■ Exercise directions ■
Gather all lines in the entries that include the word "this".
☆ ☆ ☆ ☆ ☆ ☆ ☆
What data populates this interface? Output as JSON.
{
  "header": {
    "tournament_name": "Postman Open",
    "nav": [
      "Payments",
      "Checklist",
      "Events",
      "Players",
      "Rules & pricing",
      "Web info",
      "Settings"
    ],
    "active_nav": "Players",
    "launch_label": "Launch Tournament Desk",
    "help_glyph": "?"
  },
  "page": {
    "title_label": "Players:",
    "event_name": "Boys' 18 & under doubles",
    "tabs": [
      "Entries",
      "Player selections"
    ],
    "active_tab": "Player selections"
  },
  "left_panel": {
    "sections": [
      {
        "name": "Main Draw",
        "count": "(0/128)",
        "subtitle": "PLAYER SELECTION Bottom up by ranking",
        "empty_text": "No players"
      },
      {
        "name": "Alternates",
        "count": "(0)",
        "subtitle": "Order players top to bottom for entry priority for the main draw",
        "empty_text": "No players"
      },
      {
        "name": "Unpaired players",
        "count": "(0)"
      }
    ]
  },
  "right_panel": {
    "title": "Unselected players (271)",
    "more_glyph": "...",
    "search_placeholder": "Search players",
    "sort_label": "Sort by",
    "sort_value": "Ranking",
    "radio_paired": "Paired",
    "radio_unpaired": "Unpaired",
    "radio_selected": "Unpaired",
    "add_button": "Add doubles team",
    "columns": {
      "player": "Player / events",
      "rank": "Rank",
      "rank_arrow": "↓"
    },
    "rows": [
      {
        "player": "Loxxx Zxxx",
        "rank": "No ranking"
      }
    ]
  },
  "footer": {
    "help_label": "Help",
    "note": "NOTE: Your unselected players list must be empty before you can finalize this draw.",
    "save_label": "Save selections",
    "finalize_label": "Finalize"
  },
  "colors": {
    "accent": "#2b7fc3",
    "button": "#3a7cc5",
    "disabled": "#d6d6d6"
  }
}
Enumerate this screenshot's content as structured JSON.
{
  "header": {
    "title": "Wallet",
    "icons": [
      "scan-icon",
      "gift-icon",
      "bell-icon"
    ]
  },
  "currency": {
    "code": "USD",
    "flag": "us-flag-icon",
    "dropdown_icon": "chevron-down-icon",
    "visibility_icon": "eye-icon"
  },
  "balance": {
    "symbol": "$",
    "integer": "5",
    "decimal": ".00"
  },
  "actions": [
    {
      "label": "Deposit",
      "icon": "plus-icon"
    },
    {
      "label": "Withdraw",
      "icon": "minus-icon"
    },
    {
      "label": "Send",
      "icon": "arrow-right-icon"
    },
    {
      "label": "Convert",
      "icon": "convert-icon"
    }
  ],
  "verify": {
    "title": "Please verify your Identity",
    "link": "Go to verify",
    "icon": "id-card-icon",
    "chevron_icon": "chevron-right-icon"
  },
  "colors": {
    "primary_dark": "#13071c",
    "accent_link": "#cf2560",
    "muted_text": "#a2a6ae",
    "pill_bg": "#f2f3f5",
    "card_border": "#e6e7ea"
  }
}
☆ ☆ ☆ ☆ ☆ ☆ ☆
■ Solution to the problem ■
What data populates this interface? Output as JSON.
    "note": "NOTE: Your unselected players list must be empty before you can finalize this draw.",
Enumerate this screenshot's content as structured JSON.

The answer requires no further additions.